A differentiating capability for leaders, as they work to offer tailored advice for their customers, involves taking the next step in providing an “easy button” to accept a next action. This can be a digital tool, for example mobile apps powered by AI are helping patients self-diagnose Covid-19. However, it doesn’t have to be digital and can be as simple as a friend preparing some meals for an overworked healthcare worker. These are proactive actions after identifying the change in needs.
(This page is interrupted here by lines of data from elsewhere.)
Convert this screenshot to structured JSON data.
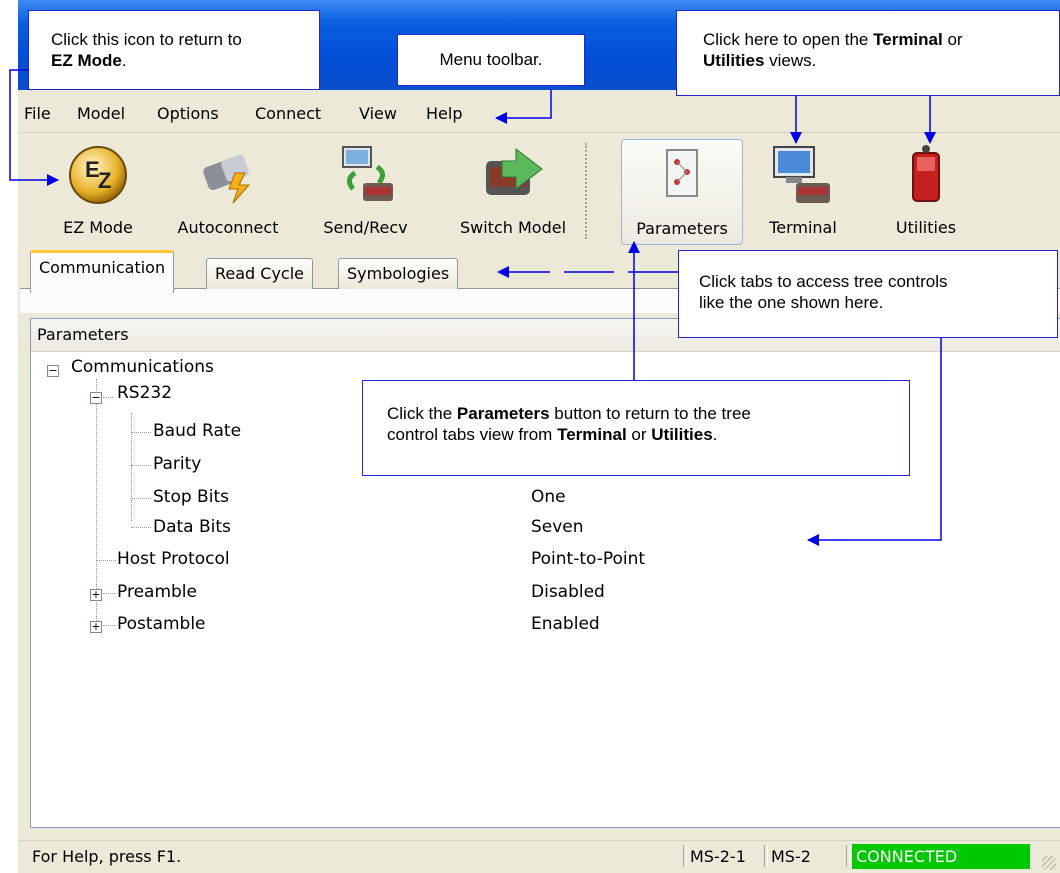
{
  "menu": [
    "File",
    "Model",
    "Options",
    "Connect",
    "View",
    "Help"
  ],
  "toolbar": [
    {
      "label": "EZ Mode",
      "icon": "ez-mode-icon"
    },
    {
      "label": "Autoconnect",
      "icon": "autoconnect-icon"
    },
    {
      "label": "Send/Recv",
      "icon": "send-recv-icon"
    },
    {
      "label": "Switch Model",
      "icon": "switch-model-icon"
    },
    {
      "label": "Parameters",
      "icon": "parameters-icon"
    },
    {
      "label": "Terminal",
      "icon": "terminal-icon"
    },
    {
      "label": "Utilities",
      "icon": "utilities-icon"
    }
  ],
  "tabs": [
    "Communication",
    "Read Cycle",
    "Symbologies"
  ],
  "tree": {
    "header": "Parameters",
    "rows": [
      {
        "label": "Communications",
        "value": ""
      },
      {
        "label": "RS232",
        "value": ""
      },
      {
        "label": "Baud Rate",
        "value": ""
      },
      {
        "label": "Parity",
        "value": ""
      },
      {
        "label": "Stop Bits",
        "value": "One"
      },
      {
        "label": "Data Bits",
        "value": "Seven"
      },
      {
        "label": "Host Protocol",
        "value": "Point-to-Point"
      },
      {
        "label": "Preamble",
        "value": "Disabled"
      },
      {
        "label": "Postamble",
        "value": "Enabled"
      }
    ]
  },
  "status": {
    "help": "For Help, press F1.",
    "model1": "MS-2-1",
    "model2": "MS-2",
    "connection": "CONNECTED",
    "connection_color": "#00c800"
  },
  "callouts": {
    "ez_mode": {
      "text": "Click this icon to return to",
      "bold": "EZ Mode",
      "end": "."
    },
    "menu_toolbar": {
      "text": "Menu toolbar."
    },
    "terminal_utilities": {
      "pre": "Click here to open the",
      "bold1": "Terminal",
      "mid": "or",
      "bold2": "Utilities",
      "end": "views."
    },
    "tabs": {
      "line1": "Click tabs to access tree controls",
      "line2": "like the one shown here."
    },
    "parameters": {
      "pre": "Click the",
      "bold1": "Parameters",
      "mid1": "button to return to the tree",
      "line2": "control tabs view from",
      "bold2": "Terminal",
      "mid2": "or",
      "bold3": "Utilities",
      "end": "."
    }
  },
  "colors": {
    "title_bar": "#0050d8",
    "callout_border": "#2323d2",
    "arrow": "#0000e6"
  }
}
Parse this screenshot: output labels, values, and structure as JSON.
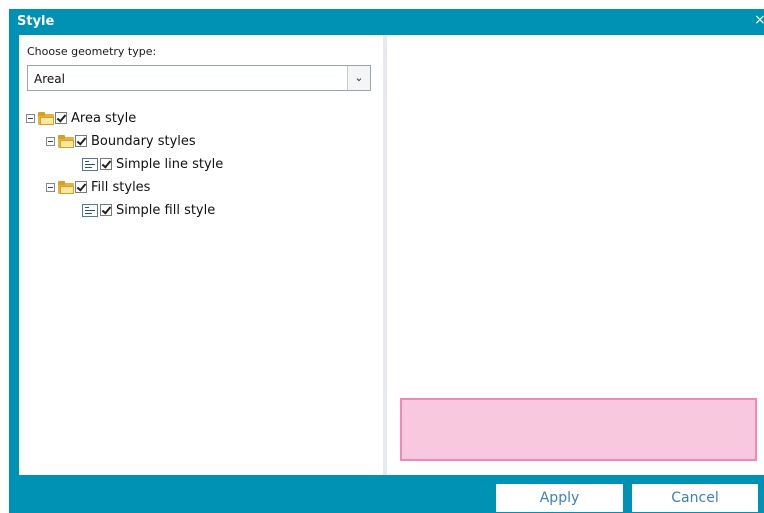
{
  "dialog": {
    "title": "Style",
    "close_label": "×"
  },
  "geometry": {
    "label": "Choose geometry type:",
    "selected": "Areal"
  },
  "tree": {
    "area_style": "Area style",
    "boundary_styles": "Boundary styles",
    "simple_line_style": "Simple line style",
    "fill_styles": "Fill styles",
    "simple_fill_style": "Simple fill style"
  },
  "preview": {
    "fill_color": "#f7c8de",
    "stroke_color": "#ee8ab5"
  },
  "footer": {
    "apply_label": "Apply",
    "cancel_label": "Cancel"
  },
  "colors": {
    "accent": "#0092b5"
  }
}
Maersk provided custom logistics solutions as its customers struggled with abnormal supply chain issues.
By taking the next step and orchestrating proactive action, regardless of the technological capabilities, this can also uncover new revenue opportunities.
Action No. 5: Decide what becomes permanent post-crisis
The crisis response taken by organisations can be an effective business component, post-crisis. Organisations shouldn’t dismiss the efforts they’ve put in, considering what customer practices to keep in place after they to return to business as usual.
Organisations can decide which changes to make permanent using the following steps:
1. List the practices your business has (and will) put in place in the framework for the crisis.
2. Identify the practices that you believe should continue post-crisis, which will evolve into normal operations and services. For example, customer “freebies” that were considered extra during Covid-19 such as free shipping may become permanent services.
3. Assess the competitive benefits of keeping these new customer services/freebies against the cost of maintaining them, whilst considering competitors may have made similar changes and could continue offering them.
Helping customers navigate the crisis
As a crisis can understandably create internal stresses around survival, remaining focused on helping customers will help you improve retention and mitigate potential revenue losses.
Advanced technologies can help but require investment you may not have. Even “old” technologies like email, websites and mobile apps can help improve outcomes. Stand out by reaching out to customers, now.